THE majority of retrospective exhibitions from blockbuster artists can often feel like entering a time capsule with rose tinted glasses on, wondering how groundbreaking it was for its time.
However Francis Bacon’s Man and Beast at The Royal Academy still packs an almighty punch. Having endured both of the world wars, the backdrop of Bacon’s life was extremely violent and yet post pandemic, amidst a climate and refugee crisis, we can still seek an unnerving alliance in Bacon’s work today.
So the title suggests, Bacon metaphorically and literally draws out the beast in man. At times they are indistinguishable, setting an internal fire alight inside one another. Bacon believed “we are meat, we are all potential carcasses.”
Growing up on a stud farm in rural County Kildare, Ireland, stirred an awareness in Bacon on the carnal nature of animals. He explored this theme further once his father died in 1940 when his mother and sisters moved to South Africa. It was on game reserves here that he became “mesmerised” by the hunt and impassioned fight between animals.
Eadweard Muybridge’s discovery of time-lapse photography had a profound effect on Bacon, so much so that he kept a copy of Muybridge’s Human and Animal Locomotion 1887 in his studio. Later he noted “[I] look at animal photographs all the time. Because animal movement and human movement are continually linked in my imagery of human movement.”
We see this most clearly in Two Figures 1953 and in 1954, where two tousling men are reduced to a blur of figures, fighting to be on top, both conceptually and sexually. So erotic are these paintings that two women after seeing the 1954 Two Figures at the ICA in 1955, lodged a formal complaint with the police.
However, thanks to Muybridge’s studies of men wrestling, Bacon was let off. Bacon’s sexuality was punished from day one. He was banished from his family home aged 16 after he was found trying on his mothers underwear.

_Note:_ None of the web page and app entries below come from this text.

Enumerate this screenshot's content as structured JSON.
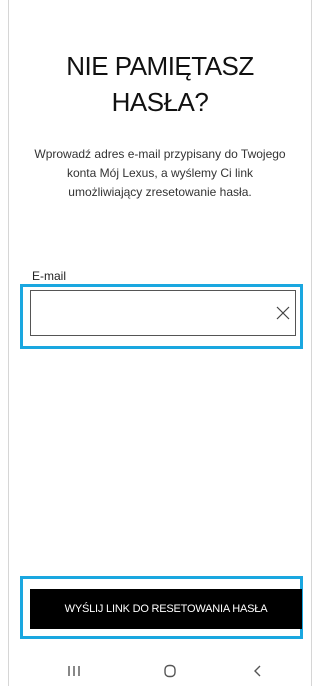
{
  "page": {
    "title_line1": "NIE PAMIĘTASZ",
    "title_line2": "HASŁA?",
    "subtitle": "Wprowadź adres e-mail przypisany do Twojego konta Mój Lexus, a wyślemy Ci link umożliwiający zresetowanie hasła."
  },
  "email": {
    "label": "E-mail",
    "value": "",
    "placeholder": ""
  },
  "submit_button": {
    "label": "WYŚLIJ LINK DO RESETOWANIA HASŁA"
  },
  "colors": {
    "highlight": "#1aa7e0",
    "button_bg": "#000000",
    "button_text": "#ffffff"
  },
  "icons": {
    "clear": "close-icon",
    "recents": "recents-icon",
    "home": "home-icon",
    "back": "back-icon"
  }
}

He practised punishment further in his sadomasochistic relationship with Peter Lacy whose various incarnations we witness throughout the exhibition, whether that be as a slumped, vulnerable nude, lying on a black sofa, or sat staring at us from the corner of a lurid green room.
Bacon’s work is at once unpleasantly unrecognisable and disturbingly apparent, pushing and pulling the viewer between repulsion and fascination. Each figure is presented to us a like animals in a cage, surrounded by a glass box, or pushed back into the corner of the room.

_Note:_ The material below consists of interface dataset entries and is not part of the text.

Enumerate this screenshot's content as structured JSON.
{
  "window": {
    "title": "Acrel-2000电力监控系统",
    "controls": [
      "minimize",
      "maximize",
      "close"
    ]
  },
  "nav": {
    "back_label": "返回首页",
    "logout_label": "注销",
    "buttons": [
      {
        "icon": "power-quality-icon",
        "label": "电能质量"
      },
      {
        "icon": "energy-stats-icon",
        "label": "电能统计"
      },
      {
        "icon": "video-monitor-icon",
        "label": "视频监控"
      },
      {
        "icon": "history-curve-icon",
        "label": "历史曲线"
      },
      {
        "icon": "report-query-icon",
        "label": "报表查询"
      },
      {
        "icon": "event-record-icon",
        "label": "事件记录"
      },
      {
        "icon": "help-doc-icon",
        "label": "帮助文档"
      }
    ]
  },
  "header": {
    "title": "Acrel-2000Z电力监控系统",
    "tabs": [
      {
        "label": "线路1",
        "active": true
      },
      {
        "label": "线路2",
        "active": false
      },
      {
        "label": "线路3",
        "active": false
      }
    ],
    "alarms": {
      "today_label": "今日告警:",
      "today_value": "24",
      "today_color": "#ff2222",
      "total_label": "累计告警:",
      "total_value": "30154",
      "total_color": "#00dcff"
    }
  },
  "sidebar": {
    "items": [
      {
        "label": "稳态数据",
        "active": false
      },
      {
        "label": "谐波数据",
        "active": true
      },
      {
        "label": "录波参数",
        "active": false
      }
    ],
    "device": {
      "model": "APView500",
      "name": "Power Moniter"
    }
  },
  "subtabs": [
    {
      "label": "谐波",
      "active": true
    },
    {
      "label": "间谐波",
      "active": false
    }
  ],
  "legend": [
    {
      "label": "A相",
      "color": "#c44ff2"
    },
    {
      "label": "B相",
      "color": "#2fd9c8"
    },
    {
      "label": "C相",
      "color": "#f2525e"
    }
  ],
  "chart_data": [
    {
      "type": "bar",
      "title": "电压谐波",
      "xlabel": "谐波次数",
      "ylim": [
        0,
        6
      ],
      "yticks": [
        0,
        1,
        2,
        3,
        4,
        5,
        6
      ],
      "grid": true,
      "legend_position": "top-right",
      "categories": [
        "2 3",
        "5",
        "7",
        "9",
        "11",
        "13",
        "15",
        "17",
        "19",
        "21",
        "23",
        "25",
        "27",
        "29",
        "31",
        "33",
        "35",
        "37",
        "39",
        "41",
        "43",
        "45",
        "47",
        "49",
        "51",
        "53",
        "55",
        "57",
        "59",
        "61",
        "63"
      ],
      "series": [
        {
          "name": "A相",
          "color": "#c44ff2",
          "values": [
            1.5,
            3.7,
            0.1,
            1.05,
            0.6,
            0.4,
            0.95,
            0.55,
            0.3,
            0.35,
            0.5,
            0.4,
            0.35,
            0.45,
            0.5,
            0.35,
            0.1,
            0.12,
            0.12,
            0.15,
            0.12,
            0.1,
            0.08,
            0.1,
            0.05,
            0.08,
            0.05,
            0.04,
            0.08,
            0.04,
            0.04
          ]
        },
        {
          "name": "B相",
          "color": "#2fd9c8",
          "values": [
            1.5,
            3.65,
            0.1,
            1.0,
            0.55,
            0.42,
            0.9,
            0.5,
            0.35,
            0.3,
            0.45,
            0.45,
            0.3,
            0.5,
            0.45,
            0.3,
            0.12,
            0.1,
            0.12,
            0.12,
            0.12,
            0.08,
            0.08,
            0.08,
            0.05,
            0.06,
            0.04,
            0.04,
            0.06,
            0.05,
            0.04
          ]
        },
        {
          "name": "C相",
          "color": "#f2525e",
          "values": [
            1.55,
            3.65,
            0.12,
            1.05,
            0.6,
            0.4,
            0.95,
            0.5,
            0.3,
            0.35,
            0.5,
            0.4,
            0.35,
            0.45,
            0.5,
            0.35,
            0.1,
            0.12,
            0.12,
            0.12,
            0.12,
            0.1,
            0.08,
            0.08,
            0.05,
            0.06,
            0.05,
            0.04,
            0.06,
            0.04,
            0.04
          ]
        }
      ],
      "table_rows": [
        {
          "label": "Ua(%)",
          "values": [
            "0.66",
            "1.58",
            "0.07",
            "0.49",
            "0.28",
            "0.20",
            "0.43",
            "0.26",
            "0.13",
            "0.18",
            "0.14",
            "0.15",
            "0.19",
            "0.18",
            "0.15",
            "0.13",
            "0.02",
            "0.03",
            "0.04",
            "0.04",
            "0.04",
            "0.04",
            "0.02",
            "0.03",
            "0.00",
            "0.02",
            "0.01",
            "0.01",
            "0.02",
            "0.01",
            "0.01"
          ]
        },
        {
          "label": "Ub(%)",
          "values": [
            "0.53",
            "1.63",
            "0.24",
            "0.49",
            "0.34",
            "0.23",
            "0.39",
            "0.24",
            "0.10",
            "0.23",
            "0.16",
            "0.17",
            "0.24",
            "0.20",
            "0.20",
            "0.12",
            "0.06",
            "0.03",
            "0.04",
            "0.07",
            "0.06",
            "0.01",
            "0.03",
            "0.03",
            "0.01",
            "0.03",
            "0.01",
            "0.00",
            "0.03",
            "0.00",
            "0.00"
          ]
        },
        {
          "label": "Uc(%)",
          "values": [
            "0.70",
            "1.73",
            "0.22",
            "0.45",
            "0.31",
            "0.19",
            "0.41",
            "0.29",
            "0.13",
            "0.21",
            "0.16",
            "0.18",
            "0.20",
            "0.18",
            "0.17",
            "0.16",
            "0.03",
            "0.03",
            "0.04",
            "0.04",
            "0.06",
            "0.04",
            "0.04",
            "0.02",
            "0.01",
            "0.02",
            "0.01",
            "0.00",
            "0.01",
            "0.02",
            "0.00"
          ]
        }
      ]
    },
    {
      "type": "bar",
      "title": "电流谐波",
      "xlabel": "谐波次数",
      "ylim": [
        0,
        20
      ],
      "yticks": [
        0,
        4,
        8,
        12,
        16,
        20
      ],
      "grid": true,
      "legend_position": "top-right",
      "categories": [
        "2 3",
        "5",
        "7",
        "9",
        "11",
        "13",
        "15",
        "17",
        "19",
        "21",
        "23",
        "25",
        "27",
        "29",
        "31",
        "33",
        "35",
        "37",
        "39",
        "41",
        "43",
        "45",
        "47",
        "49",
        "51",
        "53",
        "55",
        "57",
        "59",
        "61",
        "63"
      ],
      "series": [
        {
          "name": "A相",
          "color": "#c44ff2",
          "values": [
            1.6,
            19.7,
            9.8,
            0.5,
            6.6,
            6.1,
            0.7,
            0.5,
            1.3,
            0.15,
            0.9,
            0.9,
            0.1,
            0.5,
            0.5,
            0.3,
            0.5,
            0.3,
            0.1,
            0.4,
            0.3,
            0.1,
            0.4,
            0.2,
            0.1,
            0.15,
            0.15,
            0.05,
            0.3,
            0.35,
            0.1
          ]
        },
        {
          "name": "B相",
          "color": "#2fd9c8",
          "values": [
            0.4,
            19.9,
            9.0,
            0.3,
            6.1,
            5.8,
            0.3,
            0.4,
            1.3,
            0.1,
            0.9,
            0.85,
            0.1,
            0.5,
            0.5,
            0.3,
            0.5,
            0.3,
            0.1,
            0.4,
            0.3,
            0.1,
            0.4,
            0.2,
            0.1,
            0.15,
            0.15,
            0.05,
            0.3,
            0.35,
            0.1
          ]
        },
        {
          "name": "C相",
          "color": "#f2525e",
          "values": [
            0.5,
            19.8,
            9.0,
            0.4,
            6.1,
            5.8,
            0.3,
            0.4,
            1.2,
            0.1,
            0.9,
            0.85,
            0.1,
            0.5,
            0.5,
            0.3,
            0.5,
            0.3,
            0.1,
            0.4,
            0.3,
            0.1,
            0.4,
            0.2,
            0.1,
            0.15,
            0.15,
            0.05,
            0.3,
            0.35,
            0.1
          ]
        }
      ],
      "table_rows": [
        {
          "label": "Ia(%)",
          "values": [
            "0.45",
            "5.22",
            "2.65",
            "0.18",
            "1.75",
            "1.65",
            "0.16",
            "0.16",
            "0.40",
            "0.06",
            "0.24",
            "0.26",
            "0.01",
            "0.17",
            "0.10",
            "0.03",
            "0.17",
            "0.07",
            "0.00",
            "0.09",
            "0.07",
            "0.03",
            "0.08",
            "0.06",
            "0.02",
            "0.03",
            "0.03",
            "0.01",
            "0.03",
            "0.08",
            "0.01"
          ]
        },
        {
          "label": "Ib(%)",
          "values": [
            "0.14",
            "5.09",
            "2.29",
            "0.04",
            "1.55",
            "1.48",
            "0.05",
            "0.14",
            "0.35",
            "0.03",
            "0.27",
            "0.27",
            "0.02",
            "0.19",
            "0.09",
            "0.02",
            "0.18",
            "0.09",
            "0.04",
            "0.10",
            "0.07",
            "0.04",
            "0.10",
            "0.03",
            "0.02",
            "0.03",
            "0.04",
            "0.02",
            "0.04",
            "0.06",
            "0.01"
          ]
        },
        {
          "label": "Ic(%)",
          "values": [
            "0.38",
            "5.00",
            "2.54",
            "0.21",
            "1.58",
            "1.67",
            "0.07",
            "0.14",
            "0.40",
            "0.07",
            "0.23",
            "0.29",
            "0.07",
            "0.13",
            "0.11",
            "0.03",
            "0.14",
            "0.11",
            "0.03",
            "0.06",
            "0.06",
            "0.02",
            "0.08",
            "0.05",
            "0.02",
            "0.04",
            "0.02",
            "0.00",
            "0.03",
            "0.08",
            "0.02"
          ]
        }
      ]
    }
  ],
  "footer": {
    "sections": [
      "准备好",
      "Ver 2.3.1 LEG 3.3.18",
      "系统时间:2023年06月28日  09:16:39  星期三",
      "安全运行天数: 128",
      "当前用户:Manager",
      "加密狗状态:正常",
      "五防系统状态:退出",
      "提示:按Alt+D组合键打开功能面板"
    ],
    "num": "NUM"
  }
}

We are pressing ourselves onto his subjects, whether that be man or monkey, and yet they loom large over us on the enormous canvases, suffocating us with their alarming palette and feverish energy.
You feel uncomfortable for standing and staring so long, and yet you can’t leave, encouraging us “to unlock the valves of feeling and therefore return the onlooker to life more violently.”

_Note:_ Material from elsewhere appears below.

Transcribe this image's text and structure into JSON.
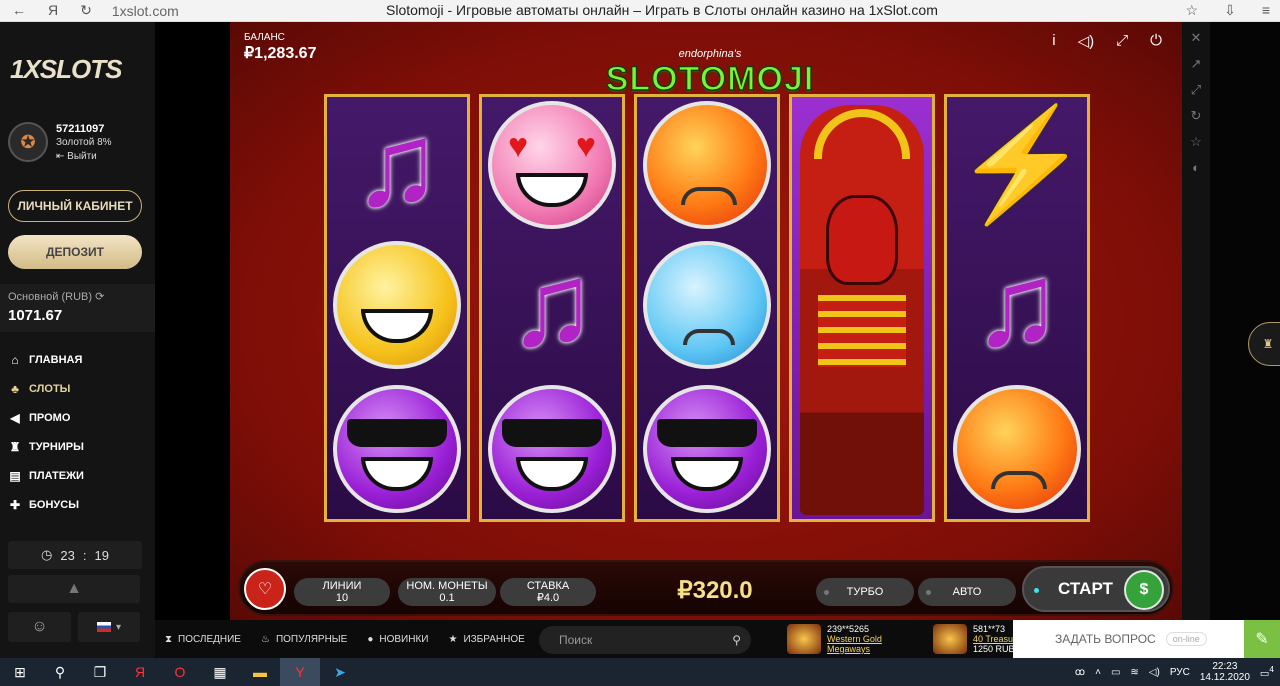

This feels most potent in his studies of Bullfighting during the late 1960’s, a sport Bacon described as “like boxing — a marvellous aperitif to sex”.
The crowds excitement is palpable, delighting in the matador’s performance, mirroring our own experience viewing Bacon’s artistry.
The white splatter of paint symbolises the matador’s spinning cape but also ejaculation. For Bacon, paint was so much more than an artists tool, he believed that there “is an area of the nervous system to which the texture of paint communicates more violently than anything else.” Lucien Freud described Bacon’s technique as “calculated recklessness”.
Francis Bacon,Figure Study II, 1945-46
Indeed his work is extremely calculated and can seem like an art historians handbook, referencing the crucifixion, Ancient Greek plays namely The Oresteia by Aeschylus, depicting a Study from Portrait of Pope Innocent X in 1965 and of course his biomorphs, reminiscent of Picasso’s “organic form that relates to the human image but is a complete distortion of it.”
While his references might seem aloof to the everyday man (he even rented John Everett Millais’s studio in South Kensington in the early 1940s), Bacon’s themes are brought crashing down to earth when littered with mundanities, such as an umbrella, cars, hats and flowers.
In conversation with Time magazine in 1948, he explained how he wished “to paint like Velazquez but with the texture of hippopotamus skin.” Bacon’s visceral art is supposed to jar us, stirring deep primal and sometimes terrifying truths within you.
You can’t help but think Bacon might have been cancelled in todays age, but as always he has the final laugh. Who would have thought a man who so revelled in revulsion would be hanging in the revered walls of the Royal Academy?
by Charlie Newman
Francis Bacon’s Man and Beast is on at The Royal Academy until April 17, 2022